Whether or not policy makers choose to push HFCVs aggressively, there are a variety of broader (technology-neutral) options to reduce greenhouse gas emissions and oil use that have been implemented, or are under consideration, at both federal and state levels in the United States, and in other countries. These broader polices do not attempt to pick a technology, which, as we know from past experience, might significantly distort the market. Some of these policies are sector specific, whereas others are economy-wide; some are price based and others are quantity based; some are based on performance standards.
For example, fuel economy or vehicle greenhouse gas standards that increase steadily in stringency over time ensure that emerging efficiency technologies are applied to fuel economy improvements instead of acceleration enhancements. Such improvements would help to enable any of the major long-term alternatives for powering vehicles in the future without favoring one technology (e.g., hydrogen) over any other (e.g., biofuels). Vehicle performance standards could include a requirement that some number of vehicles be zero or near-zero emitting, which would favor biofuels, batteries, or hydrogen vehicles over conventional gasoline vehicles, but leave it to the market to determine the most viable option. Such a requirement could be pegged, for example, to the hydrogen vehicle penetration rates achieved by HFCV-specific policies described above; this would guarantee that these vehicles were low-emitting, but not necessarily hydrogen fuel cell vehicles.
Another policy option is to raise gasoline taxes. Increasing per-mile costs of driving would discourage unnecessary trips and promote fuel economy and alternative fuel vehicles, including hydrogen. Thus, emissions and oil use could be reduced throughout the transportation sector. However, there has been considerable opposition to higher fuel taxes in the past.
Market-based greenhouse gas control instruments—namely, cap-and-trade or CO2 taxes—are also being implemented or under consideration both here and abroad. If these instruments are applied economy-wide, they can effectively exploit all low-cost emission reduction opportunities. However, for reasons already discussed, these policies most likely would not provide sufficient pricing incentives by themselves to speed the adoption of major transformational technologies, such as fuel cell vehicles. If carbon emission allowances are allocated through an auction, cap-and-trade and tax proposals under consideration in the United States could generate $50 billion to $100 billion or more worth of annual allowances or government revenue. Many of these legislative proposals set aside allowances or government revenue to fund technology programs or incentives, providing a potential stable funding source for the types of technology programs discussed earlier.

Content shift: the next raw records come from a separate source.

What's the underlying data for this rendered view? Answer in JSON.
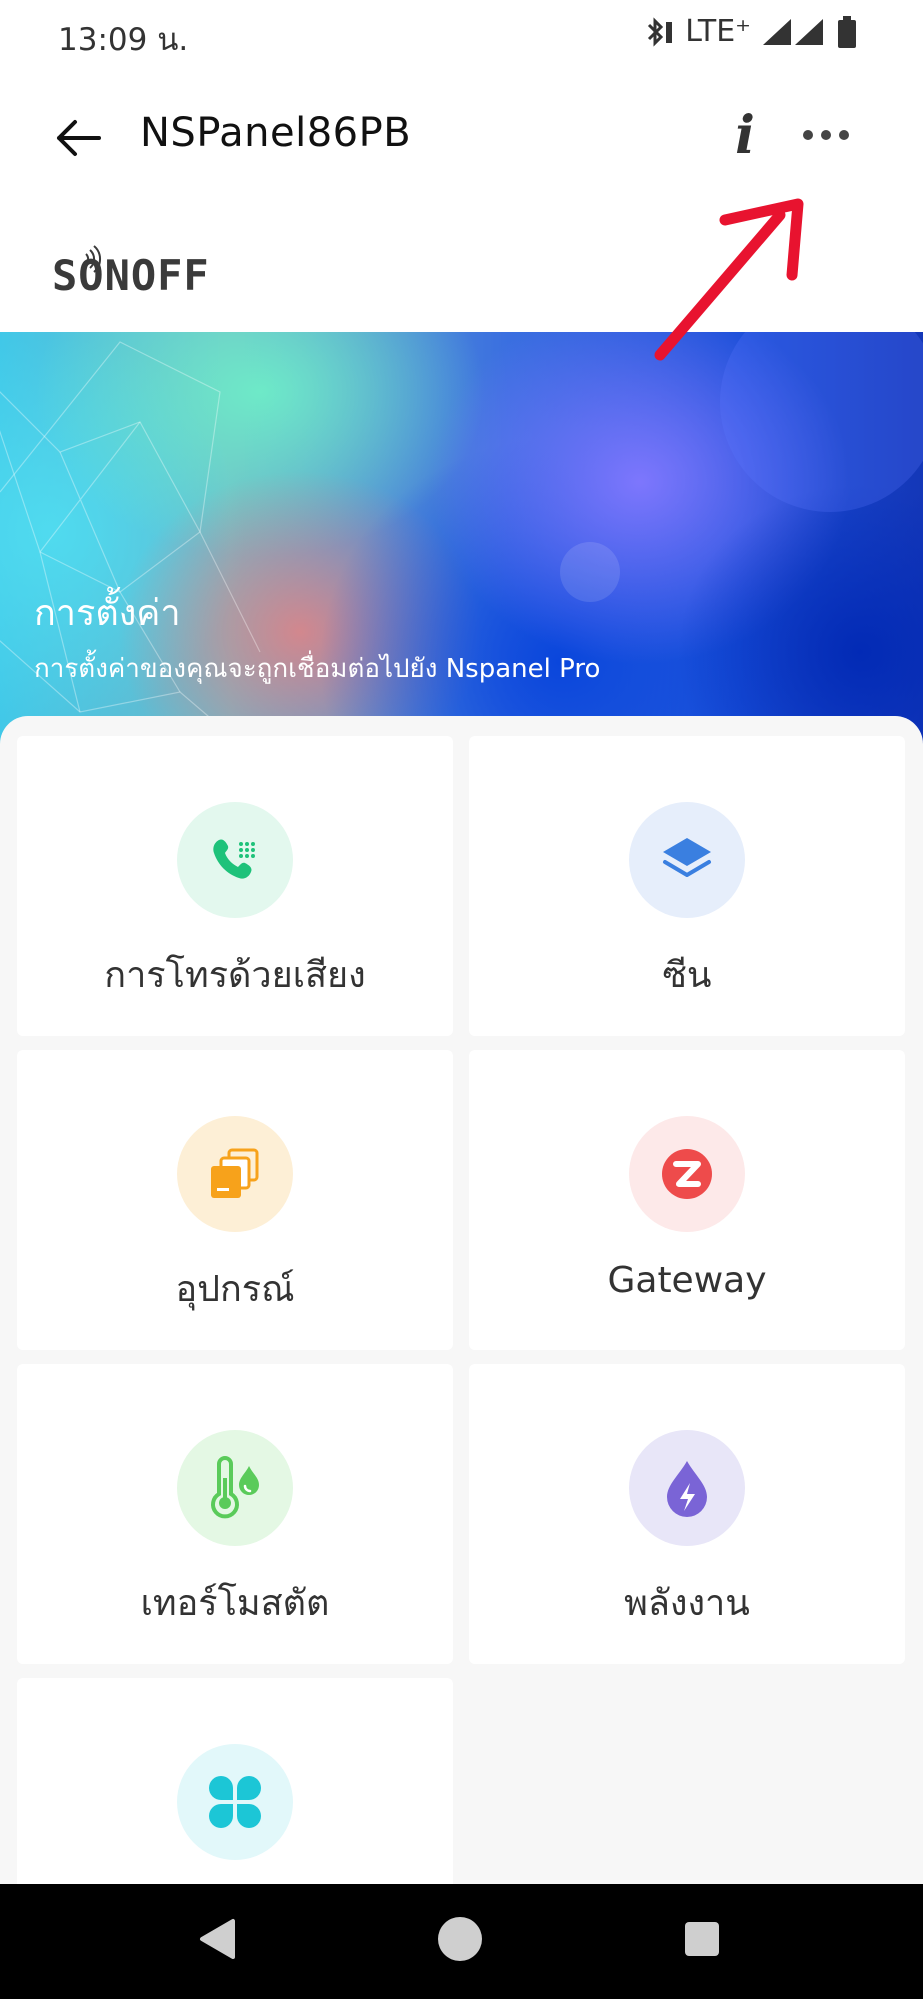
{
  "status_bar": {
    "time": "13:09 น.",
    "network": "LTE⁺"
  },
  "app_bar": {
    "title": "NSPanel86PB",
    "info_label": "i",
    "back_icon": "arrow-left-icon",
    "more_icon": "more-horizontal-icon"
  },
  "brand": {
    "name": "SONOFF"
  },
  "hero": {
    "title": "การตั้งค่า",
    "subtitle": "การตั้งค่าของคุณจะถูกเชื่อมต่อไปยัง Nspanel Pro"
  },
  "tiles": [
    {
      "label": "การโทรด้วยเสียง",
      "icon": "phone-dialpad-icon",
      "bg": "#e3f8ee",
      "fg": "#1ec27a"
    },
    {
      "label": "ซีน",
      "icon": "layers-icon",
      "bg": "#e6eefb",
      "fg": "#3a7fe0"
    },
    {
      "label": "อุปกรณ์",
      "icon": "device-stack-icon",
      "bg": "#fdefd6",
      "fg": "#f7a21b"
    },
    {
      "label": "Gateway",
      "icon": "zigbee-icon",
      "bg": "#fde9e9",
      "fg": "#ee4b4b"
    },
    {
      "label": "เทอร์โมสตัต",
      "icon": "thermometer-drop-icon",
      "bg": "#e4f8e4",
      "fg": "#5acb5a"
    },
    {
      "label": "พลังงาน",
      "icon": "energy-drop-icon",
      "bg": "#e8e6f8",
      "fg": "#7a64d6"
    },
    {
      "label": "",
      "icon": "four-petal-grid-icon",
      "bg": "#e2f8fa",
      "fg": "#1cc6d6"
    }
  ],
  "nav": {
    "back_icon": "nav-back-triangle-icon",
    "home_icon": "nav-home-circle-icon",
    "recents_icon": "nav-recents-square-icon"
  },
  "colors": {
    "annotation_arrow": "#e8132f",
    "content_bg": "#f7f7f7",
    "nav_bg": "#000000"
  }
}
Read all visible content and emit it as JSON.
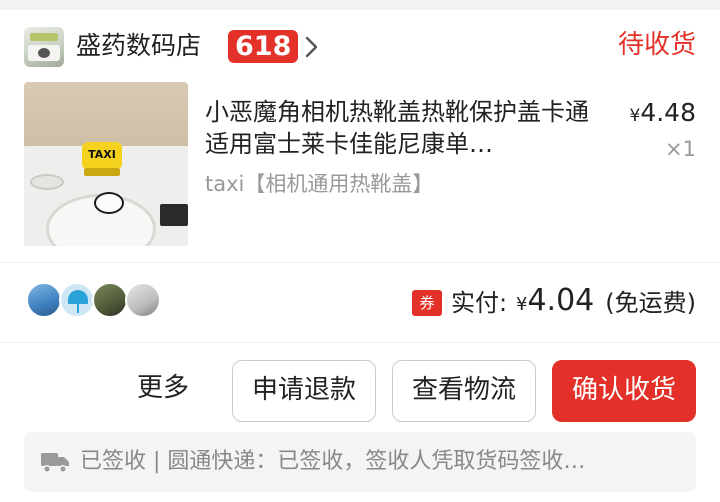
{
  "shop": {
    "name": "盛药数码店",
    "badge": "618",
    "status": "待收货"
  },
  "product": {
    "title": "小恶魔角相机热靴盖热靴保护盖卡通适用富士莱卡佳能尼康单…",
    "sku": "taxi【相机通用热靴盖】",
    "price_symbol": "¥",
    "price_value": "4.48",
    "quantity": "×1",
    "thumbnail_label": "TAXI"
  },
  "payment": {
    "coupon_icon": "券",
    "label": "实付:",
    "symbol": "¥",
    "amount": "4.04",
    "note": "(免运费)"
  },
  "actions": {
    "more": "更多",
    "refund": "申请退款",
    "logistics": "查看物流",
    "confirm": "确认收货"
  },
  "logistics": {
    "text": "已签收 | 圆通快递：已签收，签收人凭取货码签收…"
  },
  "colors": {
    "accent": "#e3312a",
    "muted_text": "#999999",
    "bar_bg": "#f4f4f4"
  },
  "icons": [
    "shop-logo",
    "chevron-right-icon",
    "coupon-icon",
    "truck-icon"
  ]
}
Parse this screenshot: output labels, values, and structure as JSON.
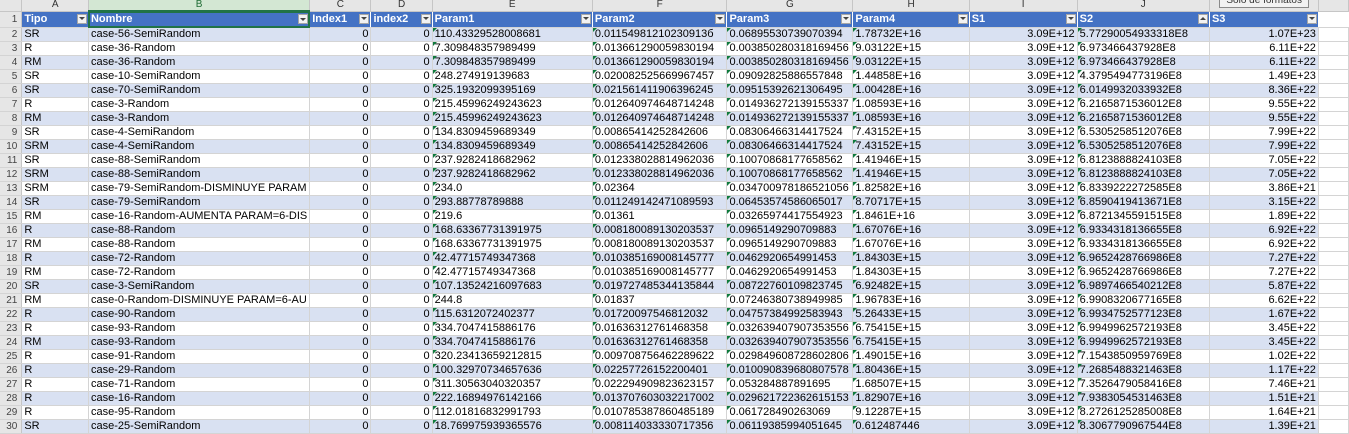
{
  "sheet": {
    "columns": [
      "A",
      "B",
      "C",
      "D",
      "E",
      "F",
      "G",
      "H",
      "I",
      "J",
      "K"
    ],
    "headers": [
      "Tipo",
      "Nombre",
      "Index1",
      "index2",
      "Param1",
      "Param2",
      "Param3",
      "Param4",
      "S1",
      "S2",
      "S3"
    ],
    "rows": [
      {
        "n": "2",
        "c": [
          "SR",
          "case-56-SemiRandom",
          "0",
          "0",
          "110.43329528008681",
          "0.01154981210230913б",
          "0.06895530739070394",
          "1.78732E+16",
          "3.09E+12",
          "5.77290054933318E8",
          "1.07E+23"
        ]
      },
      {
        "n": "3",
        "c": [
          "R",
          "case-36-Random",
          "0",
          "0",
          "7.309848357989499",
          "0.01366129005983019​4",
          "0.003850280318169456",
          "9.03122E+15",
          "3.09E+12",
          "6.973466437928E8",
          "6.11E+22"
        ]
      },
      {
        "n": "4",
        "c": [
          "RM",
          "case-36-Random",
          "0",
          "0",
          "7.309848357989499",
          "0.013661290059830194",
          "0.003850280318169456",
          "9.03122E+15",
          "3.09E+12",
          "6.973466437928E8",
          "6.11E+22"
        ]
      },
      {
        "n": "5",
        "c": [
          "SR",
          "case-10-SemiRandom",
          "0",
          "0",
          "248.274919139683",
          "0.020082525669967457",
          "0.09092825886557848",
          "1.44858E+16",
          "3.09E+12",
          "4.3795494773196E8",
          "1.49E+23"
        ]
      },
      {
        "n": "6",
        "c": [
          "SR",
          "case-70-SemiRandom",
          "0",
          "0",
          "325.1932099395169",
          "0.021561411906396245",
          "0.0951539262130649​5",
          "1.00428E+16",
          "3.09E+12",
          "6.0149932033932E8",
          "8.36E+22"
        ]
      },
      {
        "n": "7",
        "c": [
          "R",
          "case-3-Random",
          "0",
          "0",
          "215.45996249243623",
          "0.012640974648714248",
          "0.014936272139155337",
          "1.08593E+16",
          "3.09E+12",
          "6.2165871536012E8",
          "9.55E+22"
        ]
      },
      {
        "n": "8",
        "c": [
          "RM",
          "case-3-Random",
          "0",
          "0",
          "215.45996249243623",
          "0.012640974648714248",
          "0.014936272139155337",
          "1.08593E+16",
          "3.09E+12",
          "6.2165871536012E8",
          "9.55E+22"
        ]
      },
      {
        "n": "9",
        "c": [
          "SR",
          "case-4-SemiRandom",
          "0",
          "0",
          "134.8309459689349",
          "0.008654142528426​06",
          "0.08306466314417524",
          "7.43152E+15",
          "3.09E+12",
          "6.5305258512076E8",
          "7.99E+22"
        ]
      },
      {
        "n": "10",
        "c": [
          "SRM",
          "case-4-SemiRandom",
          "0",
          "0",
          "134.8309459689349",
          "0.00865414252842606",
          "0.08306466314417524",
          "7.43152E+15",
          "3.09E+12",
          "6.5305258512076E8",
          "7.99E+22"
        ]
      },
      {
        "n": "11",
        "c": [
          "SR",
          "case-88-SemiRandom",
          "0",
          "0",
          "237.9282418682962",
          "0.012338028814962036",
          "0.1007086817765856​2",
          "1.41946E+15",
          "3.09E+12",
          "6.8123888824103E8",
          "7.05E+22"
        ]
      },
      {
        "n": "12",
        "c": [
          "SRM",
          "case-88-SemiRandom",
          "0",
          "0",
          "237.9282418682962",
          "0.012338028814962036",
          "0.10070868177658562",
          "1.41946E+15",
          "3.09E+12",
          "6.8123888824103E8",
          "7.05E+22"
        ]
      },
      {
        "n": "13",
        "c": [
          "SRM",
          "case-79-SemiRandom-DISMINUYE PARAM",
          "0",
          "0",
          "234.0",
          "0.02364",
          "0.03470097818652105​6",
          "1.82582E+16",
          "3.09E+12",
          "6.8339222272585E8",
          "3.86E+21"
        ]
      },
      {
        "n": "14",
        "c": [
          "SR",
          "case-79-SemiRandom",
          "0",
          "0",
          "293.8877878988​8",
          "0.011249142471089593",
          "0.06453574586065017",
          "8.70717E+15",
          "3.09E+12",
          "6.8590419413671E8",
          "3.15E+22"
        ]
      },
      {
        "n": "15",
        "c": [
          "RM",
          "case-16-Random-AUMENTA PARAM=6-DIS",
          "0",
          "0",
          "219.6",
          "0.01361",
          "0.03265974417554923",
          "1.8461E+16",
          "3.09E+12",
          "6.8721345591515E8",
          "1.89E+22"
        ]
      },
      {
        "n": "16",
        "c": [
          "R",
          "case-88-Random",
          "0",
          "0",
          "168.63367731391975",
          "0.008180089130203537",
          "0.0965149290709883",
          "1.67076E+16",
          "3.09E+12",
          "6.9334318136655E8",
          "6.92E+22"
        ]
      },
      {
        "n": "17",
        "c": [
          "RM",
          "case-88-Random",
          "0",
          "0",
          "168.63367731391975",
          "0.008180089130203537",
          "0.0965149290709883",
          "1.67076E+16",
          "3.09E+12",
          "6.9334318136655E8",
          "6.92E+22"
        ]
      },
      {
        "n": "18",
        "c": [
          "R",
          "case-72-Random",
          "0",
          "0",
          "42.47715749347368",
          "0.010385169008145777",
          "0.0462920654991453",
          "1.84303E+15",
          "3.09E+12",
          "6.9652428766986E8",
          "7.27E+22"
        ]
      },
      {
        "n": "19",
        "c": [
          "RM",
          "case-72-Random",
          "0",
          "0",
          "42.47715749347368",
          "0.010385169008145777",
          "0.0462920654991453",
          "1.84303E+15",
          "3.09E+12",
          "6.9652428766986E8",
          "7.27E+22"
        ]
      },
      {
        "n": "20",
        "c": [
          "SR",
          "case-3-SemiRandom",
          "0",
          "0",
          "107.13524216097683",
          "0.019727485344135844",
          "0.08722760109823745",
          "6.92482E+15",
          "3.09E+12",
          "6.9897466540212E8",
          "5.87E+22"
        ]
      },
      {
        "n": "21",
        "c": [
          "RM",
          "case-0-Random-DISMINUYE PARAM=6-AU",
          "0",
          "0",
          "244.8",
          "0.01837",
          "0.07246380738949985",
          "1.96783E+16",
          "3.09E+12",
          "6.9908320677165E8",
          "6.62E+22"
        ]
      },
      {
        "n": "22",
        "c": [
          "R",
          "case-90-Random",
          "0",
          "0",
          "115.6312072402377",
          "0.01720097546812032",
          "0.04757384992583943",
          "5.26433E+15",
          "3.09E+12",
          "6.9934752577123E8",
          "1.67E+22"
        ]
      },
      {
        "n": "23",
        "c": [
          "R",
          "case-93-Random",
          "0",
          "0",
          "334.7047415886176",
          "0.016363127614683​58",
          "0.03263940790735355​6",
          "6.75415E+15",
          "3.09E+12",
          "6.9949962572193E8",
          "3.45E+22"
        ]
      },
      {
        "n": "24",
        "c": [
          "RM",
          "case-93-Random",
          "0",
          "0",
          "334.7047415886176",
          "0.01636312761468358",
          "0.032639407907353556",
          "6.75415E+15",
          "3.09E+12",
          "6.9949962572193E8",
          "3.45E+22"
        ]
      },
      {
        "n": "25",
        "c": [
          "R",
          "case-91-Random",
          "0",
          "0",
          "320.23413659212815",
          "0.009708756462289622",
          "0.029849608728602806",
          "1.49015E+16",
          "3.09E+12",
          "7.1543850959769E8",
          "1.02E+22"
        ]
      },
      {
        "n": "26",
        "c": [
          "R",
          "case-29-Random",
          "0",
          "0",
          "100.32970734657636",
          "0.022577261522004​01",
          "0.010090839680807578",
          "1.80436E+15",
          "3.09E+12",
          "7.2685488321463E8",
          "1.17E+22"
        ]
      },
      {
        "n": "27",
        "c": [
          "R",
          "case-71-Random",
          "0",
          "0",
          "311.30563040320357",
          "0.022294909823623157",
          "0.05328488789​1695",
          "1.68507E+15",
          "3.09E+12",
          "7.3526479058416E8",
          "7.46E+21"
        ]
      },
      {
        "n": "28",
        "c": [
          "R",
          "case-16-Random",
          "0",
          "0",
          "222.16894976142166",
          "0.013707603032217002",
          "0.029621722362615153",
          "1.82907E+16",
          "3.09E+12",
          "7.9383054531463E8",
          "1.51E+21"
        ]
      },
      {
        "n": "29",
        "c": [
          "R",
          "case-95-Random",
          "0",
          "0",
          "112.01816832991793",
          "0.010785387860485189",
          "0.06172849026306​9",
          "9.12287E+15",
          "3.09E+12",
          "8.2726125285008E8",
          "1.64E+21"
        ]
      },
      {
        "n": "30",
        "c": [
          "SR",
          "case-25-SemiRandom",
          "0",
          "0",
          "18.769975939365576",
          "0.0081140333307173​56",
          "0.0611938599​4051645",
          "0.612487446",
          "3.09E+12",
          "8.3067790967544E8",
          "1.39E+21"
        ]
      }
    ]
  },
  "tooltip": "Solo de formatos"
}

CONCLUSION: Sustained, substantial, and aggressive energy security and environmental policy interventions will be needed to ensure marketplace success for oil-saving and greenhouse-gas-reducing technologies, including hydrogen fuel cell vehicles.